In our fast-paced so-called civilized life we often feel that “there is not enough time.” To take time just to sit in nature may sound impossible, but no matter what excuses we come up with, and no matter how many tasks are pulling at our sleeves demanding our attention, we just have to pause sometimes to keep our sanity and our health.

And if we long to open to our connection with the wild feminine we must take time to pay our very special place (within or without) a visit, if only for a few hours. The deep wisdom of the feminine is often transmitted on a much subtler frequency than we normally communicate on, and receptivity and silence  are needed to absorb it.

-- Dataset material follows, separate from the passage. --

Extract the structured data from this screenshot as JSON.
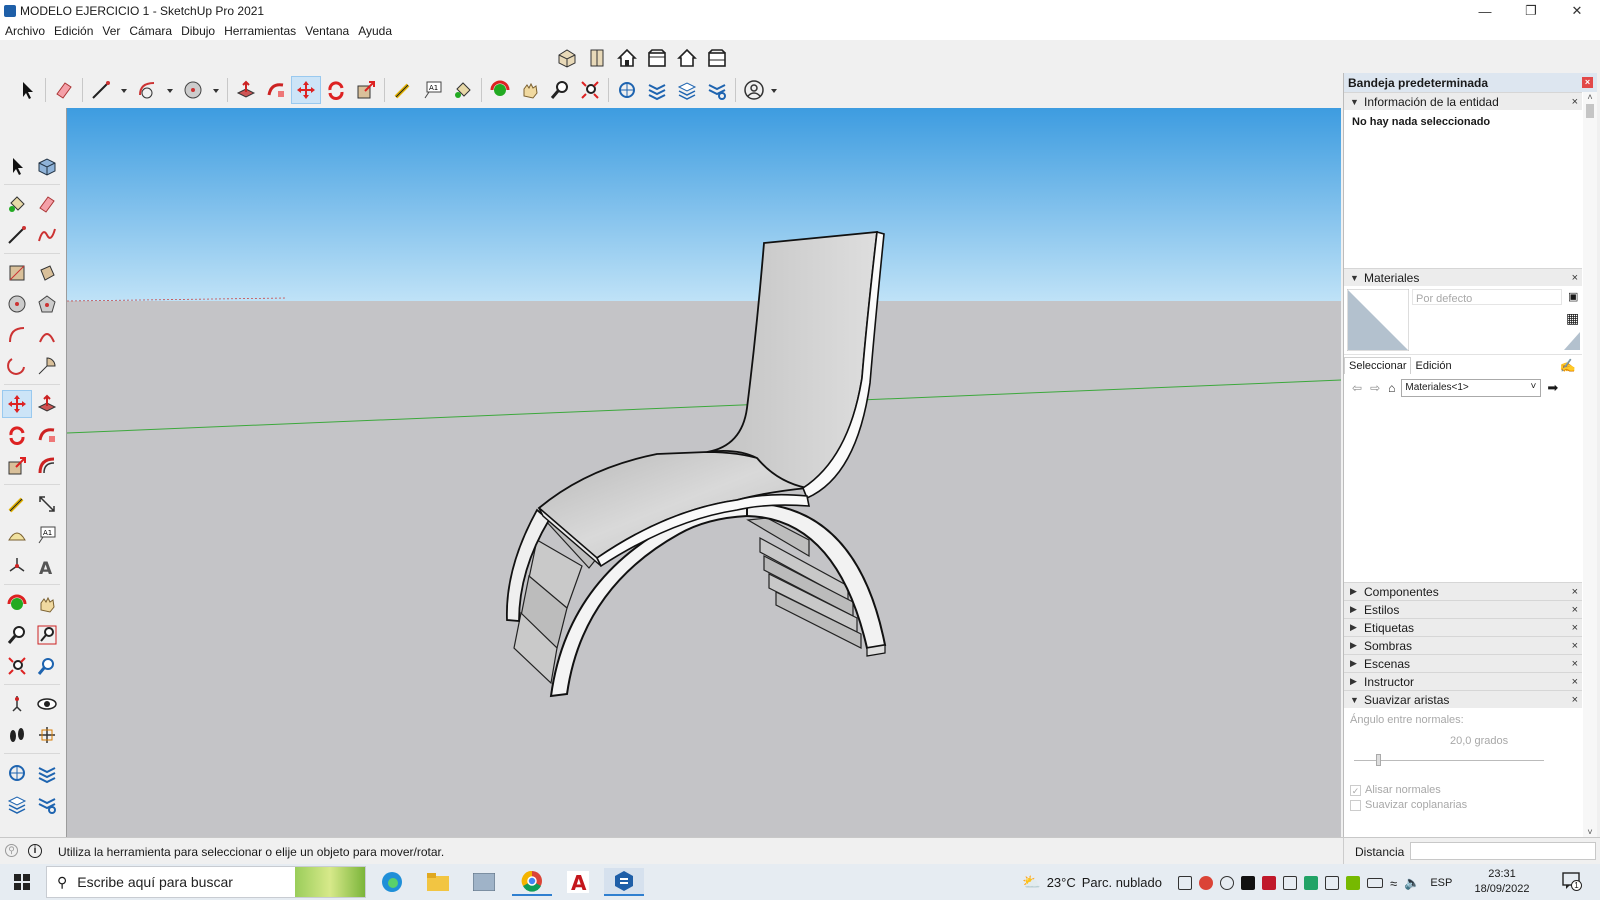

When we take time to connect with life from a more silent place within, to look and to listen with soft receptivity, we discover a world full of vibrant life. It seems as if the world has revealed itself from its hiding place behind a two-dimensional gray blanket, but the change has actually occurred within us.
In some indigenous cultures a core practice is to visit the same place in nature every day and to keep discovering and exploring the changing and shifting details of the place. This practice opens our sensory receptivity so much that we can feel the movements around us as our own movements. The universe almost becomes technicolored and everything seems fluid and pulsating with life.
Connected to ourselves on a level deeper than just the busy activity of our thoughts, we can see clearly again. We reawaken and cultivate a more sensitive state of being, in which our whole body responds to life with enthusiasm.
Normally we live mostly inside the narrow world of our own minds, and when we look at nature as we would look at a picture, at first it doesn’t seem like much is going on. But as we open our senses, more and more of the wonder and the interconnectedness of it all is revealed to us.
Can you hear it? The calling from the wild?

Jay Mother Earth,